Exhaust: While Porsche wasn’t part of the discussion, Bentley’s CEO is likely tight lipped for good reason: There’s a good chance customers of sunken Bentleys are offered free loaner cars from the selling dealership (be it routing inventory into the service loaner fleet or offering temporary use of a vehicle from their pre-owned inventory). Such luxuries are usually unavailable for lower-tier products. No word on how many Volkswagens were lost on the Felicity Ace, or whether their intended owners will get anything but a new delivery date and a sincere apology.
Integra pre-orders are skewing heavily toward stick-shift A-Specs
Intake: Immediately following a host of pricing and options details released last week, Acura opened the preorder books for the reborn 2023 Integra. With the availability of the six-speed manual transmission was limited to the top-trim Integra A-Spec, we hoped that the cost jump wouldn’t ward off interested customers. Thankfully, that doesn’t seem to be the case: 70 percent of existing Integra reservations are for manual-equipped models. Though we’re still talking reservations and not confirmed orders, that take-rate is substantially higher than the average over all of the previous generations from 1986 to 2001, which was only around 50 percent.

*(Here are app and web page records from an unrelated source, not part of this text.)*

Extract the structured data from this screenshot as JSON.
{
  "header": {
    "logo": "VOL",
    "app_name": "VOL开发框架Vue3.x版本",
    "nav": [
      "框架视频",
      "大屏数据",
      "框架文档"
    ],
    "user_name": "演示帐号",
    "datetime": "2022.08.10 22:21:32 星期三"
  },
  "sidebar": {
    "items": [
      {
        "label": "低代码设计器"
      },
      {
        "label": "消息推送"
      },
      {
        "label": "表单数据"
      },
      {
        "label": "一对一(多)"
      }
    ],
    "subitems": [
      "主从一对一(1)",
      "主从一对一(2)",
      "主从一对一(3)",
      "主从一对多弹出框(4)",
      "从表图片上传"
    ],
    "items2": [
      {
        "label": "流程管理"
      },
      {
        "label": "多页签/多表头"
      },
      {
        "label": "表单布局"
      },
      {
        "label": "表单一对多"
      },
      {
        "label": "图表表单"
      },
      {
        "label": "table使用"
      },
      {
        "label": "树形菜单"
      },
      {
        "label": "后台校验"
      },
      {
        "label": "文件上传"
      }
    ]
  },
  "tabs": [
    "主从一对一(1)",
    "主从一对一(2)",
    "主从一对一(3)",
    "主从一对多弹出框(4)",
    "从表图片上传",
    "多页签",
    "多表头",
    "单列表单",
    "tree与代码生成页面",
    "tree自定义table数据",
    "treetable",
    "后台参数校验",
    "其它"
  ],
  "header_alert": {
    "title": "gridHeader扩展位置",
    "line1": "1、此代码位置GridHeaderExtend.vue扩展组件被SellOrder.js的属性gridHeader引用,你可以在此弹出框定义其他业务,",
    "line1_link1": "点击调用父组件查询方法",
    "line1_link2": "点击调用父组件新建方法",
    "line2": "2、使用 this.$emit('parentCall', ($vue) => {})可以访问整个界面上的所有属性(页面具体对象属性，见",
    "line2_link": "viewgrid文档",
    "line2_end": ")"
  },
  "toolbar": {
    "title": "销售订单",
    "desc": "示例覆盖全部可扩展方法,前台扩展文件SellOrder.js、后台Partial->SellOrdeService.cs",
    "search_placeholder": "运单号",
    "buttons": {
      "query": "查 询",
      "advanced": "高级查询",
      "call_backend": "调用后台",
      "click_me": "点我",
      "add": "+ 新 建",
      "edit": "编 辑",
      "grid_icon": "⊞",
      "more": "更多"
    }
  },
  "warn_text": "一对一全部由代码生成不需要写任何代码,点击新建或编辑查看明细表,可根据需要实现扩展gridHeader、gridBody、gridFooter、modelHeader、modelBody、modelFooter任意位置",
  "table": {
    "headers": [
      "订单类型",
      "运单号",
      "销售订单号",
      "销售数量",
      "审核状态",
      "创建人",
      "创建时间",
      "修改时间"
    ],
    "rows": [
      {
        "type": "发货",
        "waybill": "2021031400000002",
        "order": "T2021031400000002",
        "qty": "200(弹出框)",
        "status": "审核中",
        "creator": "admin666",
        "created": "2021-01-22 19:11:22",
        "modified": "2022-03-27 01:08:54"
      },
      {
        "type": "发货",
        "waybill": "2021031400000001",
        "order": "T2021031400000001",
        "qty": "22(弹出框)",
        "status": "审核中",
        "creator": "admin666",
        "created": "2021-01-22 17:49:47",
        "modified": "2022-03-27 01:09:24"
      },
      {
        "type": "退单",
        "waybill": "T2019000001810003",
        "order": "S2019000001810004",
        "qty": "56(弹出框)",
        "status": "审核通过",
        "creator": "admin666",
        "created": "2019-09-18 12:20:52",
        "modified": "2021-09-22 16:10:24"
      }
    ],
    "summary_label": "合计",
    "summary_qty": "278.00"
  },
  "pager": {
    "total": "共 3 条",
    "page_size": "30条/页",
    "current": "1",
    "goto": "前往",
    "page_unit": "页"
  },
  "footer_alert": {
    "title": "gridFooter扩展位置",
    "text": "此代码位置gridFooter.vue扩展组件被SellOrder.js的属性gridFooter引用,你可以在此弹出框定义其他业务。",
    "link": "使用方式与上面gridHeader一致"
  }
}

Exhaust: Our hats are off to all those who spec’d the six; it’s the only way to enjoy a car like this. That said, if we’re reading between the tea leaves: It’s more likely that an enthusiast would pre-order a car like this, and by extension, get the manual. We’d be curious to see what the manual vs. CVT rate is in 2025— will it balance out a bit more? Honda has a learning opportunity on its hands: Its most devoted enthusiasts are still willing to pony up for a manual transmission.